What needs to be done — Leave out the pictures and print the records below exactly.

Records for the exercise —

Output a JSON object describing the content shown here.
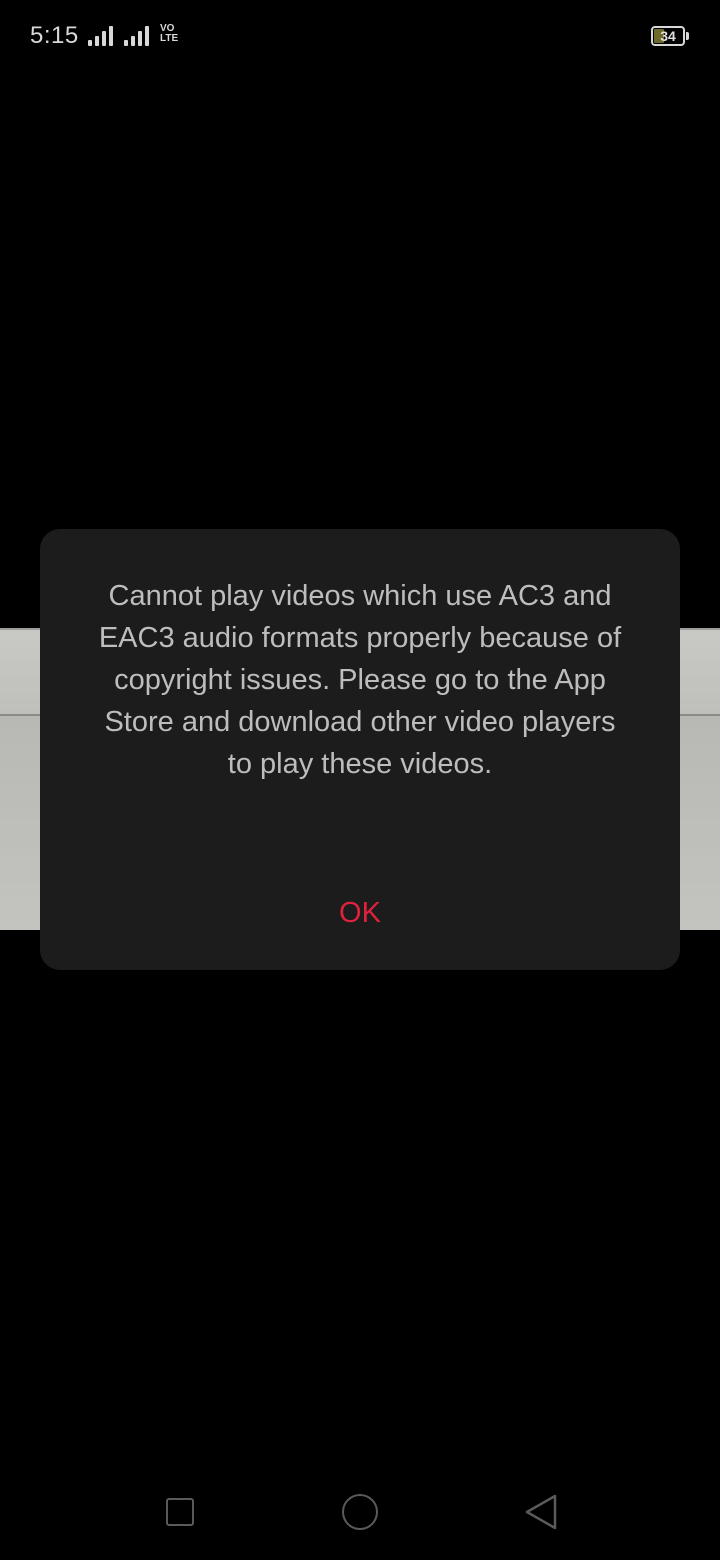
{
  "status_bar": {
    "time": "5:15",
    "network_badge": "VoLTE",
    "battery_level": "34",
    "icons": [
      "signal-icon",
      "signal-icon",
      "volte-icon",
      "battery-icon"
    ]
  },
  "dialog": {
    "message": "Cannot play videos which use AC3 and EAC3 audio formats properly because of copyright issues. Please go to the App Store and download other video players to play these videos.",
    "ok_label": "OK",
    "accent_color": "#e0213b"
  },
  "nav_bar": {
    "icons": [
      "recent-apps-icon",
      "home-icon",
      "back-icon"
    ]
  }
}
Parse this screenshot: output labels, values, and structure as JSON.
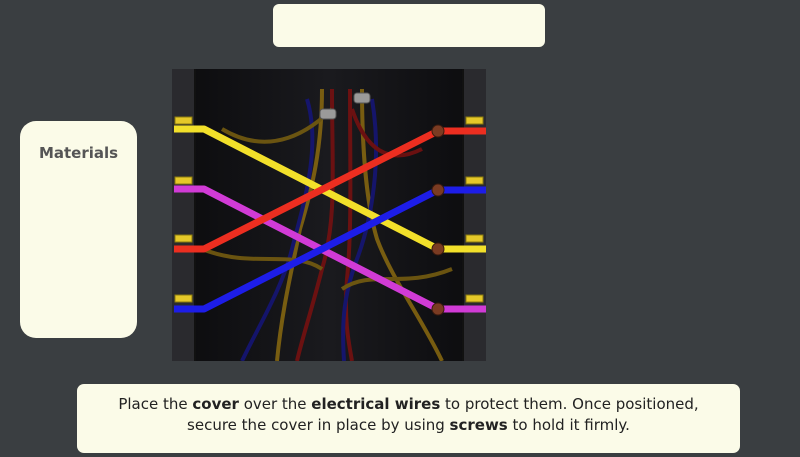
{
  "materials": {
    "title": "Materials"
  },
  "instruction": {
    "t1": "Place the ",
    "b1": "cover",
    "t2": " over the ",
    "b2": "electrical wires",
    "t3": " to protect them. Once positioned, secure the cover in place by using ",
    "b3": "screws",
    "t4": " to hold it firmly."
  },
  "wires": [
    {
      "name": "yellow",
      "color": "#f2e02a"
    },
    {
      "name": "magenta",
      "color": "#d13bd6"
    },
    {
      "name": "red",
      "color": "#ec2e20"
    },
    {
      "name": "blue",
      "color": "#1d1de8"
    }
  ]
}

Reply —
Output a JSON object describing the content shown here.
{
  "status_bar": {
    "time": "5:15",
    "network_badge": "VoLTE",
    "battery_level": "34",
    "icons": [
      "signal-icon",
      "signal-icon",
      "volte-icon",
      "battery-icon"
    ]
  },
  "dialog": {
    "message": "Cannot play videos which use AC3 and EAC3 audio formats properly because of copyright issues. Please go to the App Store and download other video players to play these videos.",
    "ok_label": "OK",
    "accent_color": "#e0213b"
  },
  "nav_bar": {
    "icons": [
      "recent-apps-icon",
      "home-icon",
      "back-icon"
    ]
  }
}
Parse this screenshot: output labels, values, and structure as JSON.
{
  "materials": {
    "title": "Materials"
  },
  "instruction": {
    "t1": "Place the ",
    "b1": "cover",
    "t2": " over the ",
    "b2": "electrical wires",
    "t3": " to protect them. Once positioned, secure the cover in place by using ",
    "b3": "screws",
    "t4": " to hold it firmly."
  },
  "wires": [
    {
      "name": "yellow",
      "color": "#f2e02a"
    },
    {
      "name": "magenta",
      "color": "#d13bd6"
    },
    {
      "name": "red",
      "color": "#ec2e20"
    },
    {
      "name": "blue",
      "color": "#1d1de8"
    }
  ]
}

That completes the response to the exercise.